But this year at the Games, everything didn’t go perfectly. I encountered struggle after struggle, events that didn’t favor me like I hoped, and screw ups on ones that did. At the end of the weekend I was left feeling unsatisfied, but I also found some clarity. Suddenly, I knew what I wanted. I realized that just getting to the Games wasn’t going to satisfy me. I don’t just want to be here; I want to win here. Now, I’m more motivated than ever. I want a place on that podium. And oddly enough, failing at the Games is what made me actually believe I can do it.
I’ve struggled with confidence from time to time in my athletic career, and I’ve had times where I heavily relied on the opinions of others to build up my confidence. In fact I still struggle with this. As an example, as recently as right before regionals this year, I heard a rumor about how one of the people from my old box was telling the members there that “I wasn’t good enough to make the Games this year.” Regardless of whether it was even true or not, hearing that someone I once thought truly believed in my abilities didn’t have confidence in me anymore really hurt me. I cried when I heard this, and it even put some doubts in my head, where I wondered if maybe he was right, and maybe I wasn’t good enough. But this weekend, made me realize something that my sports psychologist, Sharon, has been telling me forever, that confidence and belief in yourself has to come from within. For me, failing at the Games and under-performing has left me hungry, and although I can’t quite explain why, it has also left me feeling more confident than ever before that I truly do have the ability to be near the top of the finishing order next year.
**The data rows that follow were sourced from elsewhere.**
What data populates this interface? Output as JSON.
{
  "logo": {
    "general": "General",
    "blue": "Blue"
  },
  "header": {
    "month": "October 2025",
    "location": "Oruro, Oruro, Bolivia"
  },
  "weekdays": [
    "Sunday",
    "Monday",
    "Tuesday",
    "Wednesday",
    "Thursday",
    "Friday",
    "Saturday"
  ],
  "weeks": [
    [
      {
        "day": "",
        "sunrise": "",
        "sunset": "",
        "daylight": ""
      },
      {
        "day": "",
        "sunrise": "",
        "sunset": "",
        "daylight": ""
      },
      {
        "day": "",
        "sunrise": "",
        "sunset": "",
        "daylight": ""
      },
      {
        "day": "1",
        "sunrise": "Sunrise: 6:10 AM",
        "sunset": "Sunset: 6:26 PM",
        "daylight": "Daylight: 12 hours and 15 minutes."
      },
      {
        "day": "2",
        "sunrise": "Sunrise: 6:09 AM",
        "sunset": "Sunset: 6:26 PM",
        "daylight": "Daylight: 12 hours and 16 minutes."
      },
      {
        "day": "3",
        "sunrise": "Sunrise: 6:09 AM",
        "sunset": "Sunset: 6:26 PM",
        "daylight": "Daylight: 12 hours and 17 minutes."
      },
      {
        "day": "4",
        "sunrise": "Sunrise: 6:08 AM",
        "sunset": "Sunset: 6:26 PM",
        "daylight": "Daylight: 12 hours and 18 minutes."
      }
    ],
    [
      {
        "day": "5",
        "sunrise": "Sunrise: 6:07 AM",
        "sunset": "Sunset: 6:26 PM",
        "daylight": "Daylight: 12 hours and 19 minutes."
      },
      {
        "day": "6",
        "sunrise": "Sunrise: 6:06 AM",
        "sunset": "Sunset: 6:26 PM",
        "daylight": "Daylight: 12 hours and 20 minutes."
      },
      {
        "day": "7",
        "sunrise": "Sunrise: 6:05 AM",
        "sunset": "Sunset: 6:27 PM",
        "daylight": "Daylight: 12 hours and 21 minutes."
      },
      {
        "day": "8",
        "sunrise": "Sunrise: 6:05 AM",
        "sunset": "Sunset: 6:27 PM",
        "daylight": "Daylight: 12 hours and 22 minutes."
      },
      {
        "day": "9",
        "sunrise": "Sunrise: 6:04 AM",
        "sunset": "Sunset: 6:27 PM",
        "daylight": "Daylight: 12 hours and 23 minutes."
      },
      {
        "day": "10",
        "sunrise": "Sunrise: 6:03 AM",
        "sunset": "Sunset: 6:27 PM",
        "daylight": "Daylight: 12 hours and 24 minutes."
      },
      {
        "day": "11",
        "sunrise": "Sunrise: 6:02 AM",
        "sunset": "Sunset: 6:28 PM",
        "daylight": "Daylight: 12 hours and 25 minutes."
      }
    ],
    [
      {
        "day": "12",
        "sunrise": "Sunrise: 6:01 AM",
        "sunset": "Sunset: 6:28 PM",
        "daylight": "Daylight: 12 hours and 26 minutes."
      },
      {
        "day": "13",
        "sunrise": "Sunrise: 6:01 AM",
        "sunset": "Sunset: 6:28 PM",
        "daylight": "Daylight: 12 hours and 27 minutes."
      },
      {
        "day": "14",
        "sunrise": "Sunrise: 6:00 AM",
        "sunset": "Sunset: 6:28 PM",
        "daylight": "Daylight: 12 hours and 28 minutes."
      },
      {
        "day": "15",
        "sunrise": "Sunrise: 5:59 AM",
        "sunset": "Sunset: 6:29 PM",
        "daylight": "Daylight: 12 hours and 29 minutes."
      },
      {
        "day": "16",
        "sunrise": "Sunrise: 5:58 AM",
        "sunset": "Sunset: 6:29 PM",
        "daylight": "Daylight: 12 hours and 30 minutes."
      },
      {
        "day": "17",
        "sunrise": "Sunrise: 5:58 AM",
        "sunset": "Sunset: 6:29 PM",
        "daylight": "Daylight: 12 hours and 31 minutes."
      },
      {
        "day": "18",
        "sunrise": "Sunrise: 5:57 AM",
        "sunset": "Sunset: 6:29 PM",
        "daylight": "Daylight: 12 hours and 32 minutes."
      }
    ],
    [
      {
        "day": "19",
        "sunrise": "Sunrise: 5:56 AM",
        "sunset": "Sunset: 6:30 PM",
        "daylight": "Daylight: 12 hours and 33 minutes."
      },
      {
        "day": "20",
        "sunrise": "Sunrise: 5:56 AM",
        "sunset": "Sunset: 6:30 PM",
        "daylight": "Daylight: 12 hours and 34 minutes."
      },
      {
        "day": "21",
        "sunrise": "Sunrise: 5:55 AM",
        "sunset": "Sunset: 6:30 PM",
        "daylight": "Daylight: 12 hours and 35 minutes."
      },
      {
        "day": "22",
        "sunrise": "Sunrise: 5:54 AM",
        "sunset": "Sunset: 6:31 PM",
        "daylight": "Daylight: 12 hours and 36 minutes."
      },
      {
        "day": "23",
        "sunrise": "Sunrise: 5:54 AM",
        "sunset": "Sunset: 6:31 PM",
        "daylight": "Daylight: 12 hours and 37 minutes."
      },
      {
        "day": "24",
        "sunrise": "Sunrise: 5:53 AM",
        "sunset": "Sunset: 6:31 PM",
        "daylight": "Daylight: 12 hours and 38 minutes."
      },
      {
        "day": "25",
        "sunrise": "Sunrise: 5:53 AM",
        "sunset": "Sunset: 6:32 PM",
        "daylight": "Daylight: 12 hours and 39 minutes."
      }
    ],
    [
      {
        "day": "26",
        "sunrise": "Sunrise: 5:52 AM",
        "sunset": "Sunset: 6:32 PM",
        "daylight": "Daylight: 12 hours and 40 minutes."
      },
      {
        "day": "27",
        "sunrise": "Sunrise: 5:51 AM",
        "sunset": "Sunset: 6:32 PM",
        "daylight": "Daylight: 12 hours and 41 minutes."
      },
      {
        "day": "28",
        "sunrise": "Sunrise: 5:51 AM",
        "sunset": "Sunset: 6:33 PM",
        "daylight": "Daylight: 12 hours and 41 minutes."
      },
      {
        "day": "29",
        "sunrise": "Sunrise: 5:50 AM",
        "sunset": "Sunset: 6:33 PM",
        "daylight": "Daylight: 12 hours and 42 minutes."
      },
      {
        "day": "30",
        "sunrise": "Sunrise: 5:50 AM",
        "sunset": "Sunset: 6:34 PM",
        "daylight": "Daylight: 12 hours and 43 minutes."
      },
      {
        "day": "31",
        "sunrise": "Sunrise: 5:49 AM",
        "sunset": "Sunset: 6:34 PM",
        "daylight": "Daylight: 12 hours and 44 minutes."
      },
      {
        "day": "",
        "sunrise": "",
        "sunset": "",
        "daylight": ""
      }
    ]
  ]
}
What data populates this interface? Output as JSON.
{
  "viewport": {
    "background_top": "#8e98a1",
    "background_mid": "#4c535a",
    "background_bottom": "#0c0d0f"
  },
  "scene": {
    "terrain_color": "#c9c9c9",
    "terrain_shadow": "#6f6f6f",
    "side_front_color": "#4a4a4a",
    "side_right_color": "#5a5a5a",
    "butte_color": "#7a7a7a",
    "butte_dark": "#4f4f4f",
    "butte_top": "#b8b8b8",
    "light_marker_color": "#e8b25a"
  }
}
I failed, and the world didn’t end. It’s actually kind of liberating. I realized I have nothing to be afraid of. I realized that I can reach for the highest of goals and put myself out there and even if I fall short, it will be ok. It will hurt, but it will be ok. And most importantly I learned that I want more. I don’t want to just make the CrossFit Games. I want to excel at the Games. I didn’t realize how much doing well at the Games meant to me, until it didn’t happen. But now I know, and I’m itching to get started working towards bigger and better things in the 2013 season.